WORK ITEM - Each line shown below should be copied exactly.

SOURCE DATA -
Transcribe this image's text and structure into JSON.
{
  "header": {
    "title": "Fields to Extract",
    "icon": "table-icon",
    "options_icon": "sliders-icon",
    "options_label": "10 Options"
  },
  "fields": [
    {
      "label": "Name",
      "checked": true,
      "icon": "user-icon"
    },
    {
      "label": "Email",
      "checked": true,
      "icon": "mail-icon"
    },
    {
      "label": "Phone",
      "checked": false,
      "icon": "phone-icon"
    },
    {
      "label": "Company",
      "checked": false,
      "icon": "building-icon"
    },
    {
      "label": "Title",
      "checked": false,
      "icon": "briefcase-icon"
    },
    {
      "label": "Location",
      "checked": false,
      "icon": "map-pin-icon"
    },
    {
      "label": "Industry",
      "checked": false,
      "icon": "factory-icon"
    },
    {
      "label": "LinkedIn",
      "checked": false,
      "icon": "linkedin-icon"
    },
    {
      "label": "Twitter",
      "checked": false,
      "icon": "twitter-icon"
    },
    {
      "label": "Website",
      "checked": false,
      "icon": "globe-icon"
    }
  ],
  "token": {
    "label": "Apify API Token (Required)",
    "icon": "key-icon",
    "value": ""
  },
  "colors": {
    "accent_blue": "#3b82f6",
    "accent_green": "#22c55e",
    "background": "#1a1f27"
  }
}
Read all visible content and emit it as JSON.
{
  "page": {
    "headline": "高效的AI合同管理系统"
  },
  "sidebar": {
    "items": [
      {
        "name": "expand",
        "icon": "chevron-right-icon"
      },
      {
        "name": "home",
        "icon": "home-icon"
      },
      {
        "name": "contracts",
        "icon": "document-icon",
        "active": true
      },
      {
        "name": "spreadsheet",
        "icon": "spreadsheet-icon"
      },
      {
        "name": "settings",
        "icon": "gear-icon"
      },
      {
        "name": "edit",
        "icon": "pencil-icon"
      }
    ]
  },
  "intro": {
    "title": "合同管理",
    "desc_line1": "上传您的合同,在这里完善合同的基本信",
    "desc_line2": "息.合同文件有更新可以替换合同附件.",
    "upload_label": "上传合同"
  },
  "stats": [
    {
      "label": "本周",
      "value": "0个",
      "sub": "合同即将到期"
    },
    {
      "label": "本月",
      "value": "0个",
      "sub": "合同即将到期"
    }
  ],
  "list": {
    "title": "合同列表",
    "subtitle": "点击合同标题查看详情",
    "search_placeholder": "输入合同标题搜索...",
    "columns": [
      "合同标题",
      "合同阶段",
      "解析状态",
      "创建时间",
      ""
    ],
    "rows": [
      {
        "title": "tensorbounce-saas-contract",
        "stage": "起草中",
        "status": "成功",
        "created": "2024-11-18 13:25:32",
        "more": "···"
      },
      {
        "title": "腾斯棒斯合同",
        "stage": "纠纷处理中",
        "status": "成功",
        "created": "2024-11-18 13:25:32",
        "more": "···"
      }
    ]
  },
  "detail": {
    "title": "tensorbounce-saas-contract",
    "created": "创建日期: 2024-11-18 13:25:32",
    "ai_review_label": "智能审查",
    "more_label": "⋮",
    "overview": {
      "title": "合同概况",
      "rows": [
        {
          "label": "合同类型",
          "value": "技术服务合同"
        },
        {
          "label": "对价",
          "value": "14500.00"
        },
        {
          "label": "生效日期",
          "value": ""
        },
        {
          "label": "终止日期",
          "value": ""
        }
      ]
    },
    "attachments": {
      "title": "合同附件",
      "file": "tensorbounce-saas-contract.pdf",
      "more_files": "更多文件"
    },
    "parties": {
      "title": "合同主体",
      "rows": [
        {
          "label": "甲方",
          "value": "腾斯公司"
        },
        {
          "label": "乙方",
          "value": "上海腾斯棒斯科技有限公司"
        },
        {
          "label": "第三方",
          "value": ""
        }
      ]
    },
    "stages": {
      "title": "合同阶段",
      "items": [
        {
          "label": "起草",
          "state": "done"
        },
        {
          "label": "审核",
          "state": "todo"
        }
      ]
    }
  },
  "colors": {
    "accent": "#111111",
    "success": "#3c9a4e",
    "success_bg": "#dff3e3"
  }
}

ANSWER TO THE PROBLEM -
Transcribe this image's text and structure into JSON.
{
  "header": {
    "title": "Fields to Extract",
    "icon": "table-icon",
    "options_icon": "sliders-icon",
    "options_label": "10 Options"
  },
  "fields": [
    {
      "label": "Name",
      "checked": true,
      "icon": "user-icon"
    },
    {
      "label": "Email",
      "checked": true,
      "icon": "mail-icon"
    },
    {
      "label": "Phone",
      "checked": false,
      "icon": "phone-icon"
    },
    {
      "label": "Company",
      "checked": false,
      "icon": "building-icon"
    },
    {
      "label": "Title",
      "checked": false,
      "icon": "briefcase-icon"
    },
    {
      "label": "Location",
      "checked": false,
      "icon": "map-pin-icon"
    },
    {
      "label": "Industry",
      "checked": false,
      "icon": "factory-icon"
    },
    {
      "label": "LinkedIn",
      "checked": false,
      "icon": "linkedin-icon"
    },
    {
      "label": "Twitter",
      "checked": false,
      "icon": "twitter-icon"
    },
    {
      "label": "Website",
      "checked": false,
      "icon": "globe-icon"
    }
  ],
  "token": {
    "label": "Apify API Token (Required)",
    "icon": "key-icon",
    "value": ""
  },
  "colors": {
    "accent_blue": "#3b82f6",
    "accent_green": "#22c55e",
    "background": "#1a1f27"
  }
}
Read all visible content and emit it as JSON.
{
  "page": {
    "headline": "高效的AI合同管理系统"
  },
  "sidebar": {
    "items": [
      {
        "name": "expand",
        "icon": "chevron-right-icon"
      },
      {
        "name": "home",
        "icon": "home-icon"
      },
      {
        "name": "contracts",
        "icon": "document-icon",
        "active": true
      },
      {
        "name": "spreadsheet",
        "icon": "spreadsheet-icon"
      },
      {
        "name": "settings",
        "icon": "gear-icon"
      },
      {
        "name": "edit",
        "icon": "pencil-icon"
      }
    ]
  },
  "intro": {
    "title": "合同管理",
    "desc_line1": "上传您的合同,在这里完善合同的基本信",
    "desc_line2": "息.合同文件有更新可以替换合同附件.",
    "upload_label": "上传合同"
  },
  "stats": [
    {
      "label": "本周",
      "value": "0个",
      "sub": "合同即将到期"
    },
    {
      "label": "本月",
      "value": "0个",
      "sub": "合同即将到期"
    }
  ],
  "list": {
    "title": "合同列表",
    "subtitle": "点击合同标题查看详情",
    "search_placeholder": "输入合同标题搜索...",
    "columns": [
      "合同标题",
      "合同阶段",
      "解析状态",
      "创建时间",
      ""
    ],
    "rows": [
      {
        "title": "tensorbounce-saas-contract",
        "stage": "起草中",
        "status": "成功",
        "created": "2024-11-18 13:25:32",
        "more": "···"
      },
      {
        "title": "腾斯棒斯合同",
        "stage": "纠纷处理中",
        "status": "成功",
        "created": "2024-11-18 13:25:32",
        "more": "···"
      }
    ]
  },
  "detail": {
    "title": "tensorbounce-saas-contract",
    "created": "创建日期: 2024-11-18 13:25:32",
    "ai_review_label": "智能审查",
    "more_label": "⋮",
    "overview": {
      "title": "合同概况",
      "rows": [
        {
          "label": "合同类型",
          "value": "技术服务合同"
        },
        {
          "label": "对价",
          "value": "14500.00"
        },
        {
          "label": "生效日期",
          "value": ""
        },
        {
          "label": "终止日期",
          "value": ""
        }
      ]
    },
    "attachments": {
      "title": "合同附件",
      "file": "tensorbounce-saas-contract.pdf",
      "more_files": "更多文件"
    },
    "parties": {
      "title": "合同主体",
      "rows": [
        {
          "label": "甲方",
          "value": "腾斯公司"
        },
        {
          "label": "乙方",
          "value": "上海腾斯棒斯科技有限公司"
        },
        {
          "label": "第三方",
          "value": ""
        }
      ]
    },
    "stages": {
      "title": "合同阶段",
      "items": [
        {
          "label": "起草",
          "state": "done"
        },
        {
          "label": "审核",
          "state": "todo"
        }
      ]
    }
  },
  "colors": {
    "accent": "#111111",
    "success": "#3c9a4e",
    "success_bg": "#dff3e3"
  }
}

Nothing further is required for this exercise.